    Australian family physician 04/2013; 42(4):186-8. · 0.67 Impact Factor

Publication Stats

1k Citations
232.74 Total Impact Points

Institutions
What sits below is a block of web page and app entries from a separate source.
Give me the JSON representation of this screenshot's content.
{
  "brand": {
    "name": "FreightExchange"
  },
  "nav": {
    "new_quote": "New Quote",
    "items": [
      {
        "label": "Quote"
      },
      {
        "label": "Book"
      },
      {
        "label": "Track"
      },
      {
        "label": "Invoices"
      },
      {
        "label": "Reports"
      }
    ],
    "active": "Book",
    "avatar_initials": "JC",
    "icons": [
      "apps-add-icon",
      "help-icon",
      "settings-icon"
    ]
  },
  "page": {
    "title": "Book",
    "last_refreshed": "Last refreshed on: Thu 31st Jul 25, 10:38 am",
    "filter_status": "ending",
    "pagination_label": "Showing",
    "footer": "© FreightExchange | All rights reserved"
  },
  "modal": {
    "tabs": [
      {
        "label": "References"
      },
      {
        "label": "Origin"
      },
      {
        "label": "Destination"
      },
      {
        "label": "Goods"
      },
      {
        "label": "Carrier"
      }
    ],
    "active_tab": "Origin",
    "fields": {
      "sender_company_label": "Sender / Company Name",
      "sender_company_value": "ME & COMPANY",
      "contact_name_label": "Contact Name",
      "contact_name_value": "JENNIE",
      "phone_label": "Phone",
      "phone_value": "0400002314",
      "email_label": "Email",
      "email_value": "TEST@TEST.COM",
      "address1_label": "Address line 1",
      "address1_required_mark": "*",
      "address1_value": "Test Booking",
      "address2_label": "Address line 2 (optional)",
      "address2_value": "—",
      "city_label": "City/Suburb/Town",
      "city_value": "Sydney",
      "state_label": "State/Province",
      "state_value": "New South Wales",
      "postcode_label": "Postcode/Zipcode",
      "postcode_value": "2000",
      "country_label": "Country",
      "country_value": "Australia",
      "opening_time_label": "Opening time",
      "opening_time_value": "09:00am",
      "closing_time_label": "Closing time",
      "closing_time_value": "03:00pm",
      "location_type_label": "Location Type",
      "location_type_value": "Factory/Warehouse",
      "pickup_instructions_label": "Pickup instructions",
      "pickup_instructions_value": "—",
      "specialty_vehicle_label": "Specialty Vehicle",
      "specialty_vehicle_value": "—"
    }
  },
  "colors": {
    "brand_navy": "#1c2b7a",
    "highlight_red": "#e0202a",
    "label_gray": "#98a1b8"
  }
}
  • 2013–2014
    • University of Canterbury
      • School of Health Sciences
      Christchurch, Canterbury, New Zealand
  • 2005–2014
    • University of Queensland
      • • School of Nursing and Midwifery
      • • School of Population Health
      Brisbane, Queensland, Australia
  • 2011–2013
    • University of Otago
      • Department of General Practice & Rural Health
      Taieri, Otago Region, New Zealand
  • 2012
    • Auckland District Health Board
      Окленд, Auckland, New Zealand
  • 2006–2012
    • Auckland University of Technology
      • • Centre for Physical Activity and Nutrition Research
      • • Department of Public Health and Psychosocial Studies
      • • Faculty of Health and Environmental Sciences
      Auckland, Auckland, New Zealand
    • University of Auckland
      Окленд, Auckland, New Zealand
    • Griffith University
      • School of Medicine
      Southport, Queensland, Australia
  • 2004–2007
    • Royal Brisbane Hospital
      • Department of Neurology
      Brisbane, Queensland, Australia